On the night of the murder, Alig and Melendez got into an argument about an outfit, which escalated into a much uglier fight about money each believed the other owed. The fight turned violent, and Freeze, according to his written confession to the police, grabbed a hammer from the closet and hit Melendez over the head, trying to “knock him unconscious” so he would stop strangling Alig. From this point, the details are hazy: Alig may or may not have tried to inject Drano into Melendez’s veins. He may or may not have poured Drano into his mouth and taped it shut. He may or may not have invited friends over to party while the corpse sat in a trunk on which people placed their cocktails. What is clear is that Alig and Freeze eventually put the body in the bathtub and leaned a mattress up against the bathroom door while they spent a week in a drugged stupor trying to figure out what to do. As the stench grew worse, they hatched their gruesome plan. Alig would dismember the corpse if Freeze would provide him with sharp knives and ten bags of heroin. Alig chopped off Melendez’s legs, and they disposed of the body parts by tossing them into the Hudson.
Alig ran around Manhattan for months afterward telling anyone who would listen that he had killed Melendez, but no one believed him. Oh, that crazy Michael. He’ll say anything for a little attention. It wasn’t until nine months later that Staten Island police discovered they had an unclaimed legless corpse in their morgue. Freeze was picked up for questioning and confessed in writing then and there. Alig was arrested at a New Jersey hotel room, pleaded guilty to manslaughter, and was sentenced to ten to twenty years in prison.
Long before Alig went away for the ultimate transgression, he was notorious for intentionally and gleefully behaving like everyone’s worst nightmare, thumbing his nose at the very idea of acceptable behavior. He would throw hundreds of dollar bills onto a dance floor just to watch people scramble for money on their hands and knees.
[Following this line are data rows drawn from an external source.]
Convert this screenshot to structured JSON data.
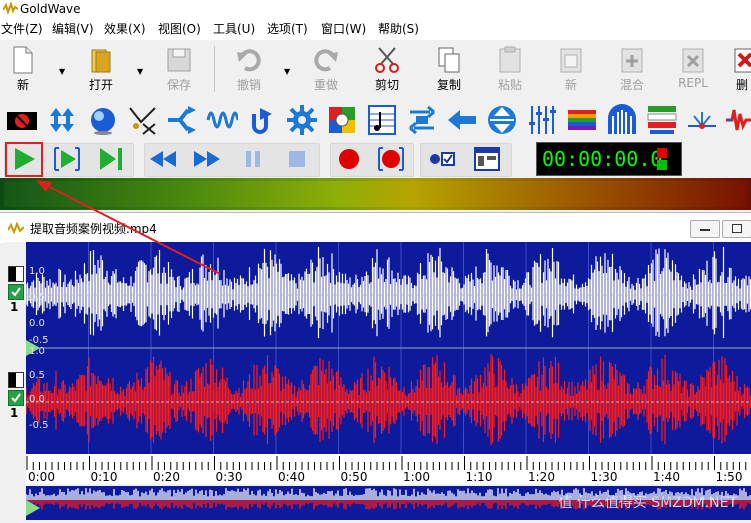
{
  "app": {
    "title": "GoldWave"
  },
  "menu": [
    {
      "label": "文件(Z)"
    },
    {
      "label": "编辑(V)"
    },
    {
      "label": "效果(X)"
    },
    {
      "label": "视图(O)"
    },
    {
      "label": "工具(U)"
    },
    {
      "label": "选项(T)"
    },
    {
      "label": "窗口(W)"
    },
    {
      "label": "帮助(S)"
    }
  ],
  "toolbar": {
    "new": "新",
    "open": "打开",
    "save": "保存",
    "undo": "撤销",
    "redo": "重做",
    "cut": "剪切",
    "copy": "复制",
    "paste": "粘贴",
    "new2": "新",
    "mix": "混合",
    "repl": "REPL",
    "delete": "删"
  },
  "time": {
    "display": "00:00:00.0"
  },
  "document": {
    "title": "提取音频案例视频.mp4",
    "channel1_num": "1",
    "channel2_num": "1",
    "scale": [
      "1.0",
      "0.5",
      "0.0",
      "-0.5",
      "1.0",
      "0.5",
      "0.0",
      "-0.5"
    ]
  },
  "timeline": {
    "ticks": [
      "0:00",
      "0:10",
      "0:20",
      "0:30",
      "0:40",
      "0:50",
      "1:00",
      "1:10",
      "1:20",
      "1:30",
      "1:40",
      "1:50"
    ]
  },
  "colors": {
    "wave_bg": "#0d1a9c",
    "left_channel": "#ffffff",
    "right_channel": "#ff1a1a",
    "annotation": "#e02020",
    "time_text": "#00ff00"
  },
  "watermark": "值 什么值得买 SMZDM.NET"
}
More than once, he urinated onto a crowd of people or into someone’s drink. Occasionally, he would execute a giant exaggerated pratfall, knocking partygoers to the ground in the process. Even Musto, who detests Alig, admits that there was something fascinating, even instructive, in his bad-seed routine. “In a way, his bad behavior was refreshing,” he says. “He was sending up the whole aspect of formality and polite society.”
What is amazing about Alig is that, even after killing someone and chopping him up, he has been willing to continue to play the role of provocateur from his prison cell. A couple of years ago, a friend sent me a link to a blog that had begun a weekly feature called “Phone Call From a Felon,” in which Alig’s friend James St. James posted transcripts of their conversations. It ran for twelve weeks. The first one, dated August 5, 2004, was subtitled “Fabulous but True Tales From Inside the Big House.” In that conversation, Alig compared the gym in prison to the Roxy dance floor, the enduring epicenter of Chelsea muscle-boy nightlife. “That’s where the weightlifters are … All these topless, shirtless, muscled, tattooed Puerto Ricans … All sweaty and glistening … And they’re listening to Sylvester!” The posts went on to detail everything from a tranny named Beatrice who tried to castrate herself with the lid of a tuna can to gory and terrifying stories of near-miss encounters with gangbangers on bloody rampages to oddly touching tales of Alig’s occasional prison romance.
Alig put a stop to the calls, claiming that St. James was taking too many liberties with them. “People think I’m having a grand old time,” he says. “Or that I’m trying to exploit my situation. They make me come off as flippant and, um, like a sociopath. Like I don’t care.” When I tell him that I was riveted by them, his tone turns on a dime. “See, maybe I should keep doing it.” He blinks a couple of times. “You should call James and tell him he should keep doing it.”
When I call St. James and tell him that Alig can’t quite decide if he misses or regrets the phone calls, he says, “Oh, he loves the fact that he had everybody talking again about him in prison. He loves the idea that he’s being controversial and that he’s hitting some buttons again. All that stuff is hysterical and fabulous and fun as long as people get it, and once people don’t get it and they’re angry with him for it, he turns.”
Alig says that it is the very fact of his isolation and loneliness, the inability to talk to anyone intelligently or to employ his not unsubstantial gift for black comedy, that has created the false impression that he doesn’t entirely hate being in prison. “When someone like you shows up,” he says, “who I can super-super-relate to, I get really excited. I can finally have a real talk with someone who can form a sentence and who understands where I’m coming from. A lot of the time, people mistake that excitement for me being happy to be here. In the Party Monster documentary, I seem jovial and that’s because it was the first time I’d seen [directors Fenton Bailey and Randy Barbato]. I had just gotten locked up. I was crying and suicidal. And here comes Randy and Fenton! We’re laughing and joking … and that’s all on film. And it looks really bad. Like I’m having a good time. It’s a problem I have.”
And so Alig begins, reluctantly, and with considerable conflict, to make a case for himself, to prove to me that he is paying a terrible price for his crime.